### [Exercise]
A verbatim repeat of the records beneath this line is needed.

### [Excerpted data]
|---|

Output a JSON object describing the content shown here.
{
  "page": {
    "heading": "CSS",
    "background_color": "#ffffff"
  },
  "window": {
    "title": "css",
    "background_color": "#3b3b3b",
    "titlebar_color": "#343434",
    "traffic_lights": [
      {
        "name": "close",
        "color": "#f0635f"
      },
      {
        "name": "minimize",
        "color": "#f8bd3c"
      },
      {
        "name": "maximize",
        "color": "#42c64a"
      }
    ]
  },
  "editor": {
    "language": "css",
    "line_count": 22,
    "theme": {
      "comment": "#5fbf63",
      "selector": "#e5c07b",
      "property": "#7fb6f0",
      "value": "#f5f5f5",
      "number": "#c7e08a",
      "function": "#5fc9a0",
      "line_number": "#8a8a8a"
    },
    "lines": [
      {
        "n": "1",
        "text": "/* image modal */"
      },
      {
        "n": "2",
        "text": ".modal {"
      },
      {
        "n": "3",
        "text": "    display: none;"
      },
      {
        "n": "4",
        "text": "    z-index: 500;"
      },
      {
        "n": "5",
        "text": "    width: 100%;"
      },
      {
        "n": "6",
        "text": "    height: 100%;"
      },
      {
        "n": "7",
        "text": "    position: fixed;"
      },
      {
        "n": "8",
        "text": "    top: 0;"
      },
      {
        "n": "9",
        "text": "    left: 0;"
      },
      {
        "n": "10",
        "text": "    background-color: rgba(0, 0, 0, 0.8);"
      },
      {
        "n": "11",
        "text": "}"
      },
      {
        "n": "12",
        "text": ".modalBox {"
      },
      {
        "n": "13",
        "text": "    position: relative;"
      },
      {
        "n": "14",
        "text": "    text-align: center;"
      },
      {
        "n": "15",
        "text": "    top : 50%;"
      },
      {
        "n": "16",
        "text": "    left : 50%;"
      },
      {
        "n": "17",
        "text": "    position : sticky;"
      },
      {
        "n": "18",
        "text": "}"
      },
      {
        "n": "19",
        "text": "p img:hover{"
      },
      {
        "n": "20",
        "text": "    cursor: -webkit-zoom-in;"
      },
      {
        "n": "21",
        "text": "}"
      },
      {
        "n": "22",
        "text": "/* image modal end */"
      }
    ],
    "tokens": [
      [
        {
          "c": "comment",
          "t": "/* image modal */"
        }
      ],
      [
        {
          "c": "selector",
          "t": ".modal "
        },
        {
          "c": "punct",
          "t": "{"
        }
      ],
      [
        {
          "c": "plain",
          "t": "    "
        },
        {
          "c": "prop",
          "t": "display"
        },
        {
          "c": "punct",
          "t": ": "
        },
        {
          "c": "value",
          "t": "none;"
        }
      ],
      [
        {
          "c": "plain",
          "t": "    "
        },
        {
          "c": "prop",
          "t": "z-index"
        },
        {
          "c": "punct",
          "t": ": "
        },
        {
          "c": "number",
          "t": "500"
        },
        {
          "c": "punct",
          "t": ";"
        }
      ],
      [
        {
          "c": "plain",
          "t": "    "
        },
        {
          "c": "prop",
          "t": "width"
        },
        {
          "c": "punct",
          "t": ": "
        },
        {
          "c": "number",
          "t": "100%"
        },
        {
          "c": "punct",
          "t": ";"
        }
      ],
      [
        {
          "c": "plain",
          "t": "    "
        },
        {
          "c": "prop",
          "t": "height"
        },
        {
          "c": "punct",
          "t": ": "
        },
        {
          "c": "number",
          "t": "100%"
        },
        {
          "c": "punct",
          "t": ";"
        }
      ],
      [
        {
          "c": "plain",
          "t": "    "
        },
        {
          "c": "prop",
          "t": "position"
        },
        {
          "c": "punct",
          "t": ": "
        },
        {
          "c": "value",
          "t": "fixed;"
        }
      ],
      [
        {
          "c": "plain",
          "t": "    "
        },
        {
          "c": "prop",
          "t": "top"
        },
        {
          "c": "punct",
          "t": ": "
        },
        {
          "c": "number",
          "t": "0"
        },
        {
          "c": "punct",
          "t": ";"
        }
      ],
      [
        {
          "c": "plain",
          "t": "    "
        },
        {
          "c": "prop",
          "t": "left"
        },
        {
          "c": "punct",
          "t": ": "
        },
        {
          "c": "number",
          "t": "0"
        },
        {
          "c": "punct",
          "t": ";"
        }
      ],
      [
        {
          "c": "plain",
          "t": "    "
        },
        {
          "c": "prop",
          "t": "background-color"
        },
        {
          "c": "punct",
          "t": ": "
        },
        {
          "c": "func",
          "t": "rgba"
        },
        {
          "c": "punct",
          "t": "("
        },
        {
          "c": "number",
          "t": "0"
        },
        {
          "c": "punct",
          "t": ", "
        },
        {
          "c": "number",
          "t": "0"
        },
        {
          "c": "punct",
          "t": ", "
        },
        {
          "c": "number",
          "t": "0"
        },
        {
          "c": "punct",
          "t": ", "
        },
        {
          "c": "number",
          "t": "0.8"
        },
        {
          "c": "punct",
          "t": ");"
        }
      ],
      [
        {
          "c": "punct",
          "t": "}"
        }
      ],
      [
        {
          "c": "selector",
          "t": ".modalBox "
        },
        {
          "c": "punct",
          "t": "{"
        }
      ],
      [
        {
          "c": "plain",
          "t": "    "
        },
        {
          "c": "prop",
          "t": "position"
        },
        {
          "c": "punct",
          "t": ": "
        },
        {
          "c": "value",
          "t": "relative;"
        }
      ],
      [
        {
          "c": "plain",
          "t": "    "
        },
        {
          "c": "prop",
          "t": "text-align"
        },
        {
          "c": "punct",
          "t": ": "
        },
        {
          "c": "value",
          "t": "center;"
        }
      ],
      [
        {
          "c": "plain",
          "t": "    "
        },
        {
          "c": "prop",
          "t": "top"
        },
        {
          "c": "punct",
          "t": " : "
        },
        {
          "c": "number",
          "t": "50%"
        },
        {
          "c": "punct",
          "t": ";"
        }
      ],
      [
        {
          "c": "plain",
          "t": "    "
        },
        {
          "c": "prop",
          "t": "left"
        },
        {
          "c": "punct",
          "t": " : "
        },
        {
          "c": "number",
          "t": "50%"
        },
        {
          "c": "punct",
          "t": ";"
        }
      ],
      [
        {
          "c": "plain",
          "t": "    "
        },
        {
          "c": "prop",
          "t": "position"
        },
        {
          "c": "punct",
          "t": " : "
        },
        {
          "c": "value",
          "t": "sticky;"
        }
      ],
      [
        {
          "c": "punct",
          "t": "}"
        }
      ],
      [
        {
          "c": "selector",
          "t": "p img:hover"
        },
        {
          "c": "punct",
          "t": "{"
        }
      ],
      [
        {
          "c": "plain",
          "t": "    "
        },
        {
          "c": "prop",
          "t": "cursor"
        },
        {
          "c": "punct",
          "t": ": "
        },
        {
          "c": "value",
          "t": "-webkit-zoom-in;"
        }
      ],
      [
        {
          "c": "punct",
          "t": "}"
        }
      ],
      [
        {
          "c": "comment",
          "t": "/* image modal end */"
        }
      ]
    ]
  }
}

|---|

### [Reply to the task]
Output a JSON object describing the content shown here.
{
  "page": {
    "heading": "CSS",
    "background_color": "#ffffff"
  },
  "window": {
    "title": "css",
    "background_color": "#3b3b3b",
    "titlebar_color": "#343434",
    "traffic_lights": [
      {
        "name": "close",
        "color": "#f0635f"
      },
      {
        "name": "minimize",
        "color": "#f8bd3c"
      },
      {
        "name": "maximize",
        "color": "#42c64a"
      }
    ]
  },
  "editor": {
    "language": "css",
    "line_count": 22,
    "theme": {
      "comment": "#5fbf63",
      "selector": "#e5c07b",
      "property": "#7fb6f0",
      "value": "#f5f5f5",
      "number": "#c7e08a",
      "function": "#5fc9a0",
      "line_number": "#8a8a8a"
    },
    "lines": [
      {
        "n": "1",
        "text": "/* image modal */"
      },
      {
        "n": "2",
        "text": ".modal {"
      },
      {
        "n": "3",
        "text": "    display: none;"
      },
      {
        "n": "4",
        "text": "    z-index: 500;"
      },
      {
        "n": "5",
        "text": "    width: 100%;"
      },
      {
        "n": "6",
        "text": "    height: 100%;"
      },
      {
        "n": "7",
        "text": "    position: fixed;"
      },
      {
        "n": "8",
        "text": "    top: 0;"
      },
      {
        "n": "9",
        "text": "    left: 0;"
      },
      {
        "n": "10",
        "text": "    background-color: rgba(0, 0, 0, 0.8);"
      },
      {
        "n": "11",
        "text": "}"
      },
      {
        "n": "12",
        "text": ".modalBox {"
      },
      {
        "n": "13",
        "text": "    position: relative;"
      },
      {
        "n": "14",
        "text": "    text-align: center;"
      },
      {
        "n": "15",
        "text": "    top : 50%;"
      },
      {
        "n": "16",
        "text": "    left : 50%;"
      },
      {
        "n": "17",
        "text": "    position : sticky;"
      },
      {
        "n": "18",
        "text": "}"
      },
      {
        "n": "19",
        "text": "p img:hover{"
      },
      {
        "n": "20",
        "text": "    cursor: -webkit-zoom-in;"
      },
      {
        "n": "21",
        "text": "}"
      },
      {
        "n": "22",
        "text": "/* image modal end */"
      }
    ],
    "tokens": [
      [
        {
          "c": "comment",
          "t": "/* image modal */"
        }
      ],
      [
        {
          "c": "selector",
          "t": ".modal "
        },
        {
          "c": "punct",
          "t": "{"
        }
      ],
      [
        {
          "c": "plain",
          "t": "    "
        },
        {
          "c": "prop",
          "t": "display"
        },
        {
          "c": "punct",
          "t": ": "
        },
        {
          "c": "value",
          "t": "none;"
        }
      ],
      [
        {
          "c": "plain",
          "t": "    "
        },
        {
          "c": "prop",
          "t": "z-index"
        },
        {
          "c": "punct",
          "t": ": "
        },
        {
          "c": "number",
          "t": "500"
        },
        {
          "c": "punct",
          "t": ";"
        }
      ],
      [
        {
          "c": "plain",
          "t": "    "
        },
        {
          "c": "prop",
          "t": "width"
        },
        {
          "c": "punct",
          "t": ": "
        },
        {
          "c": "number",
          "t": "100%"
        },
        {
          "c": "punct",
          "t": ";"
        }
      ],
      [
        {
          "c": "plain",
          "t": "    "
        },
        {
          "c": "prop",
          "t": "height"
        },
        {
          "c": "punct",
          "t": ": "
        },
        {
          "c": "number",
          "t": "100%"
        },
        {
          "c": "punct",
          "t": ";"
        }
      ],
      [
        {
          "c": "plain",
          "t": "    "
        },
        {
          "c": "prop",
          "t": "position"
        },
        {
          "c": "punct",
          "t": ": "
        },
        {
          "c": "value",
          "t": "fixed;"
        }
      ],
      [
        {
          "c": "plain",
          "t": "    "
        },
        {
          "c": "prop",
          "t": "top"
        },
        {
          "c": "punct",
          "t": ": "
        },
        {
          "c": "number",
          "t": "0"
        },
        {
          "c": "punct",
          "t": ";"
        }
      ],
      [
        {
          "c": "plain",
          "t": "    "
        },
        {
          "c": "prop",
          "t": "left"
        },
        {
          "c": "punct",
          "t": ": "
        },
        {
          "c": "number",
          "t": "0"
        },
        {
          "c": "punct",
          "t": ";"
        }
      ],
      [
        {
          "c": "plain",
          "t": "    "
        },
        {
          "c": "prop",
          "t": "background-color"
        },
        {
          "c": "punct",
          "t": ": "
        },
        {
          "c": "func",
          "t": "rgba"
        },
        {
          "c": "punct",
          "t": "("
        },
        {
          "c": "number",
          "t": "0"
        },
        {
          "c": "punct",
          "t": ", "
        },
        {
          "c": "number",
          "t": "0"
        },
        {
          "c": "punct",
          "t": ", "
        },
        {
          "c": "number",
          "t": "0"
        },
        {
          "c": "punct",
          "t": ", "
        },
        {
          "c": "number",
          "t": "0.8"
        },
        {
          "c": "punct",
          "t": ");"
        }
      ],
      [
        {
          "c": "punct",
          "t": "}"
        }
      ],
      [
        {
          "c": "selector",
          "t": ".modalBox "
        },
        {
          "c": "punct",
          "t": "{"
        }
      ],
      [
        {
          "c": "plain",
          "t": "    "
        },
        {
          "c": "prop",
          "t": "position"
        },
        {
          "c": "punct",
          "t": ": "
        },
        {
          "c": "value",
          "t": "relative;"
        }
      ],
      [
        {
          "c": "plain",
          "t": "    "
        },
        {
          "c": "prop",
          "t": "text-align"
        },
        {
          "c": "punct",
          "t": ": "
        },
        {
          "c": "value",
          "t": "center;"
        }
      ],
      [
        {
          "c": "plain",
          "t": "    "
        },
        {
          "c": "prop",
          "t": "top"
        },
        {
          "c": "punct",
          "t": " : "
        },
        {
          "c": "number",
          "t": "50%"
        },
        {
          "c": "punct",
          "t": ";"
        }
      ],
      [
        {
          "c": "plain",
          "t": "    "
        },
        {
          "c": "prop",
          "t": "left"
        },
        {
          "c": "punct",
          "t": " : "
        },
        {
          "c": "number",
          "t": "50%"
        },
        {
          "c": "punct",
          "t": ";"
        }
      ],
      [
        {
          "c": "plain",
          "t": "    "
        },
        {
          "c": "prop",
          "t": "position"
        },
        {
          "c": "punct",
          "t": " : "
        },
        {
          "c": "value",
          "t": "sticky;"
        }
      ],
      [
        {
          "c": "punct",
          "t": "}"
        }
      ],
      [
        {
          "c": "selector",
          "t": "p img:hover"
        },
        {
          "c": "punct",
          "t": "{"
        }
      ],
      [
        {
          "c": "plain",
          "t": "    "
        },
        {
          "c": "prop",
          "t": "cursor"
        },
        {
          "c": "punct",
          "t": ": "
        },
        {
          "c": "value",
          "t": "-webkit-zoom-in;"
        }
      ],
      [
        {
          "c": "punct",
          "t": "}"
        }
      ],
      [
        {
          "c": "comment",
          "t": "/* image modal end */"
        }
      ]
    ]
  }
}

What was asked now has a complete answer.